When done, I run each category through Copyscape to check for any inadvertent plagiarism. There are many times when I didn't copy something from someone else, but nevertheless used many of the same words, so that amounts to the same thing. When I find that, I have to at least change my wording, if not the entire approach.
Neutrality can be a problem, both with Islam and Judaism. The English language evolved in a Christian environment. The very words that we use, as native English speakers, are loaded with Christian concepts and assumptions. Christianity grew in an era of conflict with Judaism and is, to some extent, defined in opposition to Judaism. In some ways, Judaism can be more difficult even than the Eastern religions, like Buddhism.
Christians often view Jewish people as those who didn't accept Jesus as their Messiah, while Jewish people don't define themselves around Jesus at all. Many of the points of differentiation between Christian denominations are questions of the significance of faith and works, while Judaism doesn't consider them to be opposing concepts.

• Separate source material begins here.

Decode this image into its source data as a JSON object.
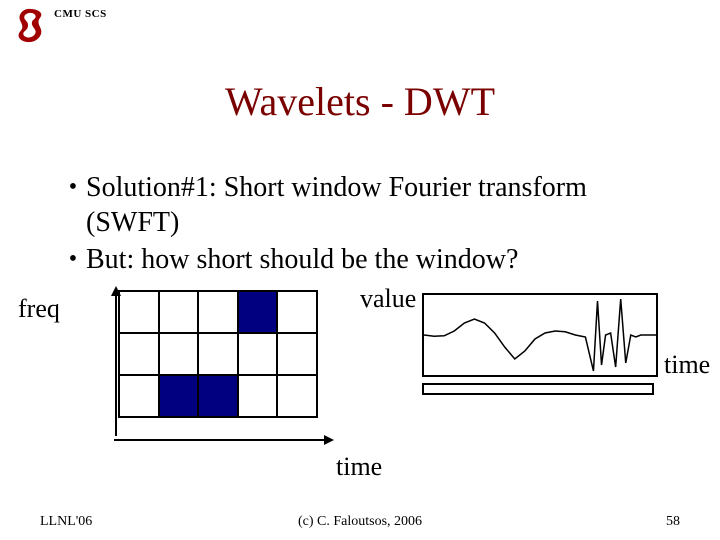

The terms that Christians might use to define their faith are not the same as those that would be used by Jews or by Muslims. Terms that are commonplace in Christianity, such as resurrection, salvation, baptism, forgiveness, conversion, justification, prayer, and many others, are often words that are used in Judaism, but they don't necessarily have the same definitions.
I have several books that were used as textbooks, in classes on world religions, but I can't use them because they were written by Christians who were describing other religions that they deemed to be wrong. That's not what I am looking for. On the other hand, clearly, I can't spend the time that it would take for me to really understand Judaism and the various Jewish movements because I am expected to complete several categories in a week. So I look for concise introductory resources on Judaism that are written by a Jew, and on Islam, by a Muslim.

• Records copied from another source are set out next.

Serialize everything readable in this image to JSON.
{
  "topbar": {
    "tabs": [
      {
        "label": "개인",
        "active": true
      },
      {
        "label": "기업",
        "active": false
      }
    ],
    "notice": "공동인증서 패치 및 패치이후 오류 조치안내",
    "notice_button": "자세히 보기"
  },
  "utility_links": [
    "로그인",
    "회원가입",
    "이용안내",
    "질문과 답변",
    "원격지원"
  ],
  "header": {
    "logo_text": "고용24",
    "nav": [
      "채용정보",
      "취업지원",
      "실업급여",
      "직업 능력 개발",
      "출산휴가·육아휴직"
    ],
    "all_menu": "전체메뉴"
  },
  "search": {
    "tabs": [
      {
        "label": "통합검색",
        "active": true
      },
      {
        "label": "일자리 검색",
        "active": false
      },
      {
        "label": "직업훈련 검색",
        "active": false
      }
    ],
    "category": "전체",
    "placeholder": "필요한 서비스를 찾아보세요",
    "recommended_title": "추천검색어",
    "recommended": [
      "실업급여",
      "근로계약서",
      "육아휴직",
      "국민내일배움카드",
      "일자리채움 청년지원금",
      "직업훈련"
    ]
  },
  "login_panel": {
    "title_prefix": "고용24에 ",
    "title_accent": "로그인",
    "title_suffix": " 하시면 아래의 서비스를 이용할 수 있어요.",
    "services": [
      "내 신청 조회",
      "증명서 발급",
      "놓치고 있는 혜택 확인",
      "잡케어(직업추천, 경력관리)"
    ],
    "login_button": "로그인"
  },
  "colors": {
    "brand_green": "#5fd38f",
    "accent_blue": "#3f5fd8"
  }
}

Overall, I spent more time than I had hoped to on Islam, and am doing the same with Judaism. Next, I'll be going to the Eastern religions.
I don't often have trouble with words but, particularly when I am working on site descriptions all day, sometimes I find myself using the same verb repeatedly, given that most websites do pretty much the same thing. Some time ago, I created an image file of words that may be commonly used in site descriptions so that I can just pick one out if I get stuck. I use this as the background for one of my monitors.
My recent browser polls (Gadgets & Tech Talk) were prompted by the fact that I am currently working on the Web Browsers category in Aviva. If you look at it soon, you'll see that it has a minimal category description, skimpy site descriptions, and probably some listings that no longer exist. It will look much better when I'm done with it, probably before the day is over.